Image credit: FrenchDuck/Flickr
This guest post was written by Andy Sharpless, CEO of Oceana.
Last month I participated in the Mission Blue Voyage to the Galapagos, a first-of-its kind conference hosted by TED and led by legendary oceanographer Sylvia Earle. There were 100 of us on board, including celebrity environmental advocates, marine scientists and non-profit leaders, and we all came together to find answers to the ocean's biggest problems. I was one of seven "idea champions" on board, and my idea was this: We can stop overfishing if we begin by curbing wasteful fishing subsidies.
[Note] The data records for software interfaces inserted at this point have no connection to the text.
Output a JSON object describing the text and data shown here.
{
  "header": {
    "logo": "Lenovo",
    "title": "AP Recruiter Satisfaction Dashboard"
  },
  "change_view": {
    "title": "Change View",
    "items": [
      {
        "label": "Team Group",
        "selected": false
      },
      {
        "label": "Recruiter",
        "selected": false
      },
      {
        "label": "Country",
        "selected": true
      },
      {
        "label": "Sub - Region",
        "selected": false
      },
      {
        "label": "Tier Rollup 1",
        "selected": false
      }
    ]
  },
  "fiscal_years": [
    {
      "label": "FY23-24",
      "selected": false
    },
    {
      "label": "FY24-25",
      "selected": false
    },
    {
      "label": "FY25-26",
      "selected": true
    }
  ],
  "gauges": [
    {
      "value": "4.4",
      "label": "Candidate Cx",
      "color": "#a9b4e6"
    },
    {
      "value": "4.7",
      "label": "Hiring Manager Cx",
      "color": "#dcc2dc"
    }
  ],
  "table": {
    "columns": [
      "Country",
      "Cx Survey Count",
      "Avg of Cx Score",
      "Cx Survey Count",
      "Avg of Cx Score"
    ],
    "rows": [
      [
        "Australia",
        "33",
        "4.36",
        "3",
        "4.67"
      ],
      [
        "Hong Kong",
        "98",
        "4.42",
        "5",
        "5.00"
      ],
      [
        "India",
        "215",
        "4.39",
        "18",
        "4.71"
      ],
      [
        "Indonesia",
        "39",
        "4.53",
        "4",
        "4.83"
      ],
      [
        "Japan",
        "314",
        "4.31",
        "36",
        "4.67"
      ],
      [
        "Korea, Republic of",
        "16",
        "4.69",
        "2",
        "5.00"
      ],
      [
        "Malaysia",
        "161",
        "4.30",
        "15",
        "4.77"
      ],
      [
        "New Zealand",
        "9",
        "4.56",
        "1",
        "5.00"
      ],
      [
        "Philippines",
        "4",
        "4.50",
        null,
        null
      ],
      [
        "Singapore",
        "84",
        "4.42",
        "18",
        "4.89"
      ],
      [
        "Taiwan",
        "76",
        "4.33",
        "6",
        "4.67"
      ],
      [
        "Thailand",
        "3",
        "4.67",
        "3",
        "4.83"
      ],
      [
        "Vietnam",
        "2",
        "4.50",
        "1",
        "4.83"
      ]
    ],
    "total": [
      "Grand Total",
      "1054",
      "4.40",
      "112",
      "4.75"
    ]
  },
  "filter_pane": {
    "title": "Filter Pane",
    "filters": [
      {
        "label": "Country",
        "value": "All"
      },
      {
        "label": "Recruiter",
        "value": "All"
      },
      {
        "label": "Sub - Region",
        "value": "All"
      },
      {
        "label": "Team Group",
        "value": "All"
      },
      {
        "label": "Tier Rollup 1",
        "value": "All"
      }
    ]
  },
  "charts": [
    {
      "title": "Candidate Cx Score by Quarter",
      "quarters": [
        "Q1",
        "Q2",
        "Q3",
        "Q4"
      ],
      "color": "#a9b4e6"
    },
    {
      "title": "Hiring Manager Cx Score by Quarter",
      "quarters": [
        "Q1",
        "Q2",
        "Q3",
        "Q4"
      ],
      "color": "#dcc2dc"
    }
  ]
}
I believe it's one of the single greatest actions that can be taken to protect the world's oceans—which is why it's so exciting that others on board joined the cause.
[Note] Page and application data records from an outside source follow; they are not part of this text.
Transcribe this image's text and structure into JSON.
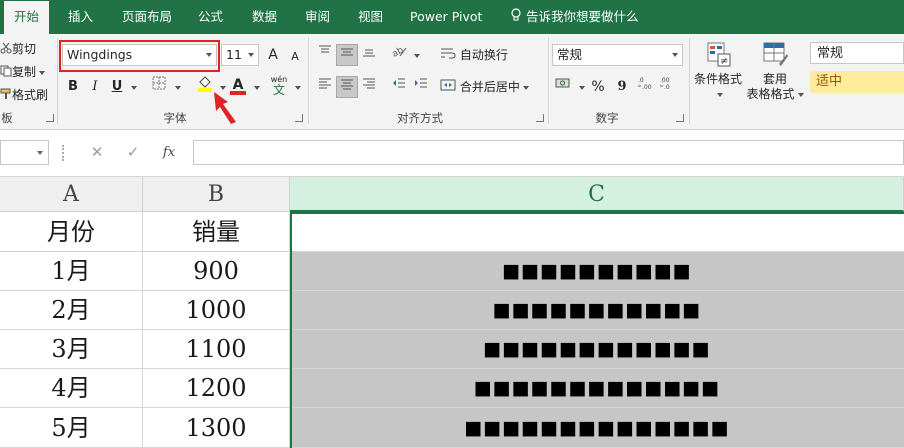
{
  "tabs": [
    "开始",
    "插入",
    "页面布局",
    "公式",
    "数据",
    "审阅",
    "视图",
    "Power Pivot",
    "告诉我你想要做什么"
  ],
  "clipboard": {
    "cut": "剪切",
    "copy": "复制",
    "format_painter": "格式刷",
    "group_label": "板"
  },
  "font": {
    "name": "Wingdings",
    "size": "11",
    "grow": "A",
    "shrink": "A",
    "bold": "B",
    "italic": "I",
    "underline": "U",
    "font_color_letter": "A",
    "phonetic_top": "wén",
    "phonetic_bottom": "文",
    "group_label": "字体",
    "fill_color": "#ffff00",
    "font_color": "#e02424"
  },
  "alignment": {
    "wrap_text": "自动换行",
    "merge_center": "合并后居中",
    "group_label": "对齐方式"
  },
  "number": {
    "format": "常规",
    "percent": "%",
    "comma": "9",
    "group_label": "数字"
  },
  "styles": {
    "conditional_line1": "条件格式",
    "table_line1": "套用",
    "table_line2": "表格格式",
    "normal": "常规",
    "neutral": "适中",
    "neutral_bg": "#ffeb9c",
    "neutral_color": "#9c5700"
  },
  "formula_bar": {
    "cancel": "✕",
    "enter": "✓",
    "fx": "fx",
    "value": ""
  },
  "columns": [
    "A",
    "B",
    "C"
  ],
  "rows": [
    {
      "a": "月份",
      "b": "销量",
      "c": ""
    },
    {
      "a": "1月",
      "b": "900",
      "c": "■■■■■■■■■■"
    },
    {
      "a": "2月",
      "b": "1000",
      "c": "■■■■■■■■■■■"
    },
    {
      "a": "3月",
      "b": "1100",
      "c": "■■■■■■■■■■■■"
    },
    {
      "a": "4月",
      "b": "1200",
      "c": "■■■■■■■■■■■■■"
    },
    {
      "a": "5月",
      "b": "1300",
      "c": "■■■■■■■■■■■■■■"
    }
  ],
  "colors": {
    "accent": "#217346",
    "highlight_box": "#e02424",
    "cell_fill": "#c6c6c6"
  }
}
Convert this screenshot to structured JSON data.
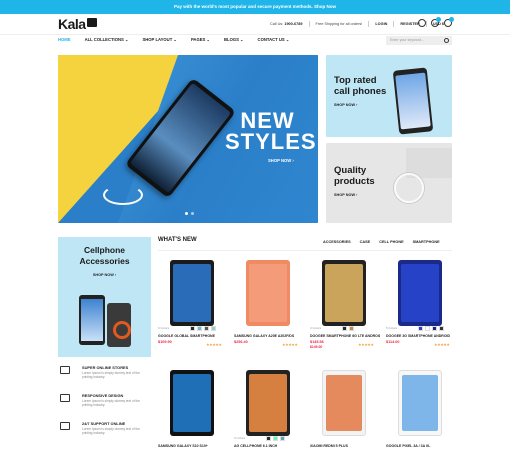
{
  "topbar": {
    "text": "Pay with the world's most popular and secure payment methods. Shop Now"
  },
  "header": {
    "logo": "Kala",
    "phone_label": "Call Us:",
    "phone": "1900-6789",
    "shipping": "Free Shipping for all orders!",
    "login": "LOGIN",
    "register": "REGISTER",
    "currency": "USD $"
  },
  "nav": {
    "items": [
      {
        "label": "HOME"
      },
      {
        "label": "ALL COLLECTIONS ⌄"
      },
      {
        "label": "SHOP LAYOUT ⌄"
      },
      {
        "label": "PAGES ⌄"
      },
      {
        "label": "BLOGS ⌄"
      },
      {
        "label": "CONTACT US ⌄"
      }
    ],
    "search_placeholder": "Enter your keyword..."
  },
  "hero": {
    "title_line1": "NEW",
    "title_line2": "STYLES",
    "cta": "SHOP NOW ›"
  },
  "banners": [
    {
      "title": "Top rated call phones",
      "cta": "SHOP NOW ›"
    },
    {
      "title": "Quality products",
      "cta": "SHOP NOW ›"
    }
  ],
  "cell_banner": {
    "title": "Cellphone Accessories",
    "cta": "SHOP NOW ›"
  },
  "features": [
    {
      "title": "SUPER ONLINE STORES",
      "desc": "Lorem Ipsum is simply dummy text of the printing industry."
    },
    {
      "title": "RESPONSIVE DESIGN",
      "desc": "Lorem Ipsum is simply dummy text of the printing industry."
    },
    {
      "title": "24/7 SUPPORT ONLINE",
      "desc": "Lorem Ipsum is simply dummy text of the printing industry."
    }
  ],
  "whats_new": {
    "title": "WHAT'S NEW",
    "tabs": [
      "ACCESSORIES",
      "CASE",
      "CELL PHONE",
      "SMARTPHONE"
    ]
  },
  "products": [
    {
      "name": "GOOGLE GLOBAL SMARTPHONE",
      "meta": "6 Colors",
      "price": "$109.90",
      "old": "",
      "color": "#1b1b1b",
      "screen": "#2b6cb8"
    },
    {
      "name": "SAMSUNG GALAXY A20E A202F/DS",
      "meta": "",
      "price": "$256.40",
      "old": "",
      "color": "#f08a62",
      "screen": "#f49c79"
    },
    {
      "name": "DOOGEE SMARTPHONE 6G LTE ANDROID",
      "meta": "3 Colors",
      "price": "$145.56",
      "old": "$149.00",
      "color": "#222",
      "screen": "#c9a45a"
    },
    {
      "name": "DOOGEE 3G SMARTPHONE ANDROID",
      "meta": "5 Colors",
      "price": "$114.00",
      "old": "",
      "color": "#1b2a88",
      "screen": "#2643c8"
    },
    {
      "name": "SAMSUNG GALAXY S10 S10+",
      "meta": "",
      "price": "",
      "old": "",
      "color": "#111",
      "screen": "#1e6fb6"
    },
    {
      "name": "AG CELLPHONE 6.1 INCH",
      "meta": "3 Colors",
      "price": "",
      "old": "",
      "color": "#222",
      "screen": "#d58040"
    },
    {
      "name": "XIAOMI REDMI 5 PLUS",
      "meta": "",
      "price": "",
      "old": "",
      "color": "#f3f3f3",
      "screen": "#e48a5d"
    },
    {
      "name": "GOOGLE PIXEL 3A / 3A XL",
      "meta": "",
      "price": "",
      "old": "",
      "color": "#f7f7f7",
      "screen": "#7fb6ea"
    }
  ],
  "rating": "★★★★★",
  "colors": {
    "accent": "#1fb5e8",
    "price": "#e24",
    "star": "#f3a73b"
  }
}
By the end of the voyage, I was able to get 67 participants to sign-on to a letter to the leaders of the G-20 nations. These world leaders have the ability to end the subsidies that are emptying our oceans of the protein that millions of people depend on around the world.
The letter, whose signers include Sylvia Earle, Chevy Chase, Glenn Close and Leonardo DiCaprio, urges G-20 leaders to pledge their support to stop the expansion of fishing subsidy programs and to make a strong outcome in the World Trade Organization's (WTO) fisheries subsidies negotiations a priority.
According to the United Nations Food and Agriculture Organization (FAO), 75 percent of the world's fisheries are now either overexploited, fully exploited, significantly depleted or recovering from overexploitation. Yet many governments continue to provide huge subsidies—to the tune of $20 billion annually—to their fishing sectors.
The fleets, which are pushed to fish longer, harder and farther away, are overcapacity—as much as 2.5 times what's needed to fish at sustainable levels.
Oceana has been working since 2006 to produce new trade rules from the WTO that effectively control fisheries subsidies. I am hopeful that when the leaders of the G-20 read this letter, they will understand what's at stake, and see that it's in their power to make a change for the oceans and the people who depend on them.
Read more about overfishing:
Overfishing Means Marine Animals Are Starving: Report
How Overfishing Almost Got Capt. Phillips Killed by Pirates
Overfishing is Slowing, But Only in Areas With Good Fisheries Management
Eco-Myth: Humans Have Only Been Overfishing the World's Oceans in Modern Times